Some people have never thought about Heaven’s weather because they don’t think of Heaven as a real place, certainly not on the New Earth. Or they assume the New Earth will have bright sunshine, no clouds, no rain . . . forever.
In a passage that promises rescue, security, and no more famine or fear for His people, God says, “I will bless them and the places surrounding my hill. I will send down showers in season; there will be showers of blessing. The trees of the field will yield their fruit and the ground will yield its crops” (Ezekiel 34:26-27).
Is rain a bad thing? No. It’s good. We’ll see trees bearing fruit on the New Earth. Will they be rained on? Presumably. Will rain turn to snow in higher elevations? Why not? If there’s snow, will people play in it, throw snowballs, sled down hillsides? Of course. Just as resurrected people will still have eyes, ears, and feet, a resurrected Earth will have rain, snow, and wind.
As I wrote these words for my book Heaven on a cold December day, a strong wind was blowing. Nearly bare trees were surrendering their last leaves. A row of fifty-foot-high trees, a stunning bluish green, were bending and flailing. It was a powerful, magnificent sight that moved me to worship God. We were expecting our first winter snow. The feeling of warmth and serenity in the protection of our house was wonderful. It made me ponder the protecting, sheltering, secure hand of God. I’ve often had similar feelings during pounding storms. Lightning, thunder, rain, and snow all declare God’s greatness (Job 37:3-6). Is there any reason to conclude such things will not be part of the New Earth? None. Of course, no one will die or be hurt by such weather. No one will perish in a flood or be killed by lightning, just as no one will drown in the river of life.
When we live on the New Earth, could we go hiking in a snowstorm without fear of trauma or death? Could we jump off a cliff into a river three hundred feet below? Could we stand in an open field in flashing lightning and roaring thunder and experience the exhilaration of God’s powerful hand? Must the New Earth be tamed, stripped of high peaks, deserts, waterfalls, and thunderstorms because these sometimes caused pain and death in this world? Nature, including variations in climate, will be a source of joy and pleasure, not destruction. If we stand amazed now at the wonders of God’s great creation, we’ll be even more amazed at the greater wonders of that greater creation.
I love the seasons, each of them. The crisp fall air, the brilliant yellows, oranges, and reds, the long good-bye to summer. The snow blankets of winter, the freshness and erupting beauty of spring, the inviting warmth of summer. Who are all those from? “God, who gives autumn and spring rains in season” (Jeremiah 5:24).

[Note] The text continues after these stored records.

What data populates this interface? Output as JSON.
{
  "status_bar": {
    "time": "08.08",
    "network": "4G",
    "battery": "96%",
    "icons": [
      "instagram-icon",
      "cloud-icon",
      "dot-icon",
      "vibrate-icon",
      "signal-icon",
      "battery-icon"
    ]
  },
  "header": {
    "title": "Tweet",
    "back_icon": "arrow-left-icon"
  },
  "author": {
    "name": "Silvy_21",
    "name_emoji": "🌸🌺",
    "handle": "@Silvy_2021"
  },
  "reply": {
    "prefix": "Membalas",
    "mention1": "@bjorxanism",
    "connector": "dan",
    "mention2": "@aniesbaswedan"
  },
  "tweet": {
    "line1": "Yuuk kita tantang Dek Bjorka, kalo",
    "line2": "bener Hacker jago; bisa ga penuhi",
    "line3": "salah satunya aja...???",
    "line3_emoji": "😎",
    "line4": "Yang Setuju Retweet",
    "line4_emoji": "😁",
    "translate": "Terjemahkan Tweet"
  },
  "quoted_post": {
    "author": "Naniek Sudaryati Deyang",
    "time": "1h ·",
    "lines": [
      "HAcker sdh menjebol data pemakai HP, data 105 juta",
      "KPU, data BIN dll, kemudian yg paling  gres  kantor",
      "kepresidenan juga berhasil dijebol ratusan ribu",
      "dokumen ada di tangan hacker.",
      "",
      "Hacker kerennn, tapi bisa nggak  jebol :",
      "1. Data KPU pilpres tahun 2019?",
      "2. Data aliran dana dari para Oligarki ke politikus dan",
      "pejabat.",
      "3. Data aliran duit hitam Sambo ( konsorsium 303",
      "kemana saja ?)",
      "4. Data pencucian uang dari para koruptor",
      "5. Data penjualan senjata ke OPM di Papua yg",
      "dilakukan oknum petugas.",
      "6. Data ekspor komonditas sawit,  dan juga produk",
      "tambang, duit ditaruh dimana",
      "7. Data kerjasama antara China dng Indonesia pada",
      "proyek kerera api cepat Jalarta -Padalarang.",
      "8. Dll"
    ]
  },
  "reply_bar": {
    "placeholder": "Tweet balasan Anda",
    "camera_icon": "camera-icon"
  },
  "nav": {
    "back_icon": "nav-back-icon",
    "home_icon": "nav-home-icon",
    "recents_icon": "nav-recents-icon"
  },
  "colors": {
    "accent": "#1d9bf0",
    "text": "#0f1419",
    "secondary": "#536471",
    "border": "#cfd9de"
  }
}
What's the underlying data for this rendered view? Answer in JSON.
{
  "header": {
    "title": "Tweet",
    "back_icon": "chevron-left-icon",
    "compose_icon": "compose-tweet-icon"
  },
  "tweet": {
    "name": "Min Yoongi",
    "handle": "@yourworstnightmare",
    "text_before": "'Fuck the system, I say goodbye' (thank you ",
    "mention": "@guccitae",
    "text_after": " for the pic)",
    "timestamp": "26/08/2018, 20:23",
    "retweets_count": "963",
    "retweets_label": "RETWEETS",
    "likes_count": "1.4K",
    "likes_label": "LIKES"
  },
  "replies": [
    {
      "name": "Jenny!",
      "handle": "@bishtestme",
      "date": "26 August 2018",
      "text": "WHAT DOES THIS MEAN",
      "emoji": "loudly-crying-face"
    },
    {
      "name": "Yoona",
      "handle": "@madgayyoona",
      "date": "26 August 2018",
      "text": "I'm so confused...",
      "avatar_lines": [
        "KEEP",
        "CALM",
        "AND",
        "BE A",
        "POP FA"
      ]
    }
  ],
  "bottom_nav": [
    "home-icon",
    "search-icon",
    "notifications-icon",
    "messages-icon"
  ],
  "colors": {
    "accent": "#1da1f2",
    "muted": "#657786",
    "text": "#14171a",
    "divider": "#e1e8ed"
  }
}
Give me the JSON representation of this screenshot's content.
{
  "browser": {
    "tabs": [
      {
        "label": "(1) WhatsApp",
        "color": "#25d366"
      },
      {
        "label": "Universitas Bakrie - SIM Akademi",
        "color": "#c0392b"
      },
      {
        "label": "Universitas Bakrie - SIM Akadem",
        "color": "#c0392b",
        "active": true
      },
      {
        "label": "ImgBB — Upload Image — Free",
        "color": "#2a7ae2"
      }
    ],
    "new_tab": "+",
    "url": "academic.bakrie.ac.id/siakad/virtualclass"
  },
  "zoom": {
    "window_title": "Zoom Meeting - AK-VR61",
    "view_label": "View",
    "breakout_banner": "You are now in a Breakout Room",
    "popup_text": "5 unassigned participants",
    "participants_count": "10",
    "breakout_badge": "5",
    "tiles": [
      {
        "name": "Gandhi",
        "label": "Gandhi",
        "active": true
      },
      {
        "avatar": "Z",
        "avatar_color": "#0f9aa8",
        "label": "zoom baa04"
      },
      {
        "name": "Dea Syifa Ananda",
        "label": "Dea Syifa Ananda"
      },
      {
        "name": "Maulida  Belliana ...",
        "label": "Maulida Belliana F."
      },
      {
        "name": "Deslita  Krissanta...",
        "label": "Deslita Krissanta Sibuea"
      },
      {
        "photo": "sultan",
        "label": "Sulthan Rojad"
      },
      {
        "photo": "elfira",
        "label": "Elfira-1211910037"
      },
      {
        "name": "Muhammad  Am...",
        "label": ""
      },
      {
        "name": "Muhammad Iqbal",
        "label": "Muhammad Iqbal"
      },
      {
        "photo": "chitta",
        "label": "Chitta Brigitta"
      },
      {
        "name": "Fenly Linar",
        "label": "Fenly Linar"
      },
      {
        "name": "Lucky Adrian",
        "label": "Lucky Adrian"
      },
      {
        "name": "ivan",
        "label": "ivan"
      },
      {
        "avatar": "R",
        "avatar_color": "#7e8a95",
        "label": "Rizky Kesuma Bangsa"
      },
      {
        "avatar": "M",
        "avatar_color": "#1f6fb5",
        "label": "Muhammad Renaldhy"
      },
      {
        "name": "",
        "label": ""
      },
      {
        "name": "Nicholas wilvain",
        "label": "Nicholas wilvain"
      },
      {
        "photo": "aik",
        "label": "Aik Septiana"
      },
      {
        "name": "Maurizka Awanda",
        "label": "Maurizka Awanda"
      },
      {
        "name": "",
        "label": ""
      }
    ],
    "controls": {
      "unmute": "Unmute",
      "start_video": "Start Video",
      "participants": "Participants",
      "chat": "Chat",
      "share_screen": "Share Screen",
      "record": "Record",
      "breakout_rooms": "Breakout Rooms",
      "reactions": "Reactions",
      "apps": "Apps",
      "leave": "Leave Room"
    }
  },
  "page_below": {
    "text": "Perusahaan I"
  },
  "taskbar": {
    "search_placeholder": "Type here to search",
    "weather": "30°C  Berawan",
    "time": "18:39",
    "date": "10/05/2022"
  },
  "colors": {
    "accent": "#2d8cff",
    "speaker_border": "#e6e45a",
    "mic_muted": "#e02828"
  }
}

Will there still be seasons on the New Earth? Why wouldn’t there be? Some people argue that because fall and winter are about dying, we won’t experience them in Heaven because there will be no death there. I’m not convinced that seasons and their distinctive beauties are the result of the Fall. God is depicted as the seasons’ Creator, and we’re not told they didn’t predate the Fall (Genesis 8:22). The “no more death” of Revelation 21 applies to living creatures, people and animals, but not necessarily to all vegetation. Even if it does, God can certainly create a cycle of seasonable beauty apart from death.